**Task requirements:**
Return each line of the listing that follows in which the string "include" can be found.

**Exercise input:**
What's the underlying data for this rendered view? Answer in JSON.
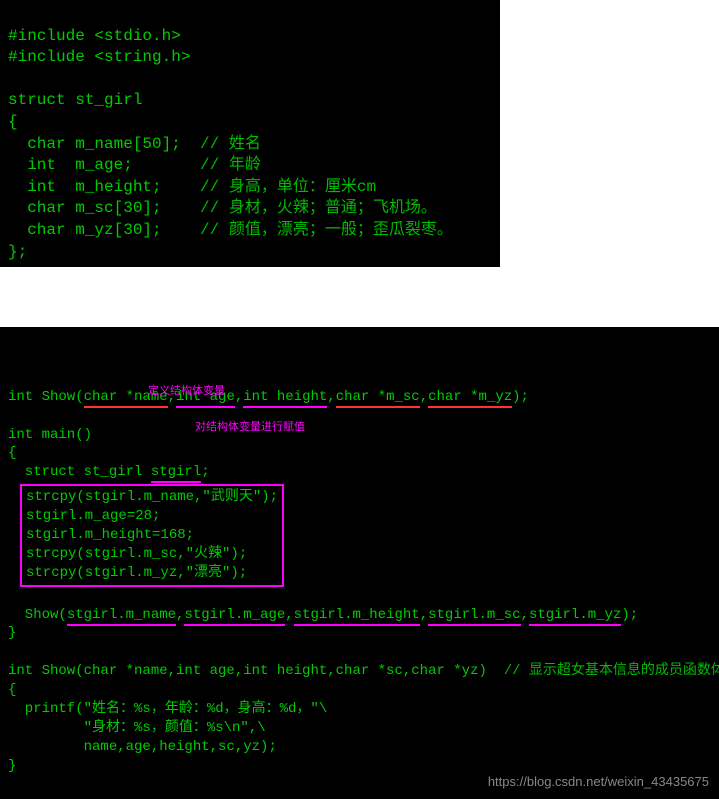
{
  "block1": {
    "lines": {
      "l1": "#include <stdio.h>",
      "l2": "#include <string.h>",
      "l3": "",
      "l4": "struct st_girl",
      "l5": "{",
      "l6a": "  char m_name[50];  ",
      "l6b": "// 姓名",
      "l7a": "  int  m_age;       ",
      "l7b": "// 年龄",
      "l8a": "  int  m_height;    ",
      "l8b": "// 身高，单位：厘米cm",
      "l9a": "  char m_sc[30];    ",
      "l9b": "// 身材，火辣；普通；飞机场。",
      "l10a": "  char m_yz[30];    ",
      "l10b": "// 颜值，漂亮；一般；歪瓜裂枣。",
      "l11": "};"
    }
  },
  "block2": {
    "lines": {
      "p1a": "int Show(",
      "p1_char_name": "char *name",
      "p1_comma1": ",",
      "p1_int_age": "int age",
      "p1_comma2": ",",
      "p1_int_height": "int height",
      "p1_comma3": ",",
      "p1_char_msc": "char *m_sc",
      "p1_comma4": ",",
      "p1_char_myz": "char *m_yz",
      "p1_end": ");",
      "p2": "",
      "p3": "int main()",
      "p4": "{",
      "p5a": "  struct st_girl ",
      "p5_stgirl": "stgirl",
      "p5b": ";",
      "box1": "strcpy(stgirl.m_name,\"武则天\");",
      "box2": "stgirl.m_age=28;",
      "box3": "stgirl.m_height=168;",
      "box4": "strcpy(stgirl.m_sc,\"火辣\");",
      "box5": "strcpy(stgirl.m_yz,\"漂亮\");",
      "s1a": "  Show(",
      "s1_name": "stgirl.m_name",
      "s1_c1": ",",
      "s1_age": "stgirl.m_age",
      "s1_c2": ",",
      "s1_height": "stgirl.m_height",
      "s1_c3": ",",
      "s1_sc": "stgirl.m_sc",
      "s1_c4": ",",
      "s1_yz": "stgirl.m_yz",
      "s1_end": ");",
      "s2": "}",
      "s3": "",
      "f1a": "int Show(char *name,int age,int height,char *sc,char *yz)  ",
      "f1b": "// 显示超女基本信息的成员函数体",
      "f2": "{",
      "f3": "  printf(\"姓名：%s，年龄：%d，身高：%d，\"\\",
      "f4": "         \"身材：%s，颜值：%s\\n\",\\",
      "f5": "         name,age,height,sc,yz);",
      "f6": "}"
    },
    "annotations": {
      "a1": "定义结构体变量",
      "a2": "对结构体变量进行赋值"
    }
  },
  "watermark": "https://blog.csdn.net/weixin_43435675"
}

**Written answer:**
      "l1": "#include <stdio.h>",
      "l2": "#include <string.h>",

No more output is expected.